The thing was, he needs to be able to trust me to do my job, too, which was to notice that, hey, he’s taking off really early and not getting his stride, so therefore perhaps I should pinch up my butt. We did the double again, with me pulling up my arse muscles, and it was perfect. [This was not an independent decision, just to be precise, my instructor reminded me to do it.] So maybe he trusts me, now, to be paying attention and making adjustments?
I don’t know that I trust Rebel in the pure sense of the word. I know I can rely on him to be stroppy, frustrating, and moody. ‘Rely’ means many things, but ‘count on’ seems to work here, in a less than positive sense. But! I suppose the answer here is to be able to rely on myself, to know that I will be present, in the moment, in every moment that makes up the lesson, and that I will flex as necessary.
I am finally in the place where I understand [acknowledge, know, be aware of, be conscious of] that I have to be there, every single second. Even more than I already have been. Which I had thought was a lot, but apparently, there’s even more Now to be experienced.

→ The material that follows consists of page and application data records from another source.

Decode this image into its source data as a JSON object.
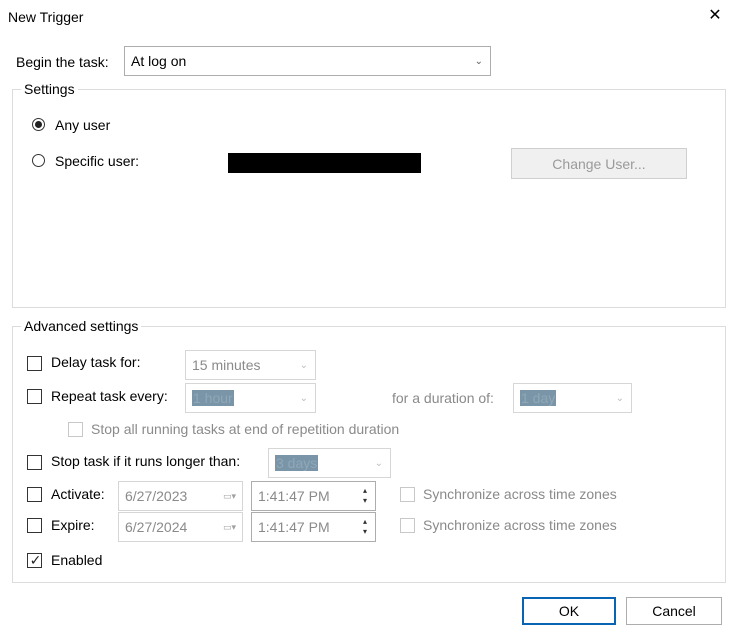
{
  "window": {
    "title": "New Trigger"
  },
  "begin": {
    "label": "Begin the task:",
    "value": "At log on"
  },
  "settings": {
    "legend": "Settings",
    "any_user": "Any user",
    "specific_user": "Specific user:",
    "change_user": "Change User..."
  },
  "advanced": {
    "legend": "Advanced settings",
    "delay_label": "Delay task for:",
    "delay_value": "15 minutes",
    "repeat_label": "Repeat task every:",
    "repeat_value": "1 hour",
    "duration_label": "for a duration of:",
    "duration_value": "1 day",
    "stop_running": "Stop all running tasks at end of repetition duration",
    "stop_longer_label": "Stop task if it runs longer than:",
    "stop_longer_value": "3 days",
    "activate_label": "Activate:",
    "activate_date": "6/27/2023",
    "activate_time": "1:41:47 PM",
    "activate_sync": "Synchronize across time zones",
    "expire_label": "Expire:",
    "expire_date": "6/27/2024",
    "expire_time": "1:41:47 PM",
    "expire_sync": "Synchronize across time zones",
    "enabled_label": "Enabled"
  },
  "buttons": {
    "ok": "OK",
    "cancel": "Cancel"
  },
  "icons": {
    "close": "close-icon",
    "chevron": "chevron-down-icon",
    "calendar": "calendar-icon",
    "spinner": "spinner-icon",
    "check": "checkmark-icon"
  },
  "colors": {
    "accent": "#0a64b4",
    "highlight": "#7a95a8"
  }
}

I’m very juiced up to be experiencing this, and am going to be seriously experimenting with this virtuous circle thing — without being too precious about it.
*Some words I do like.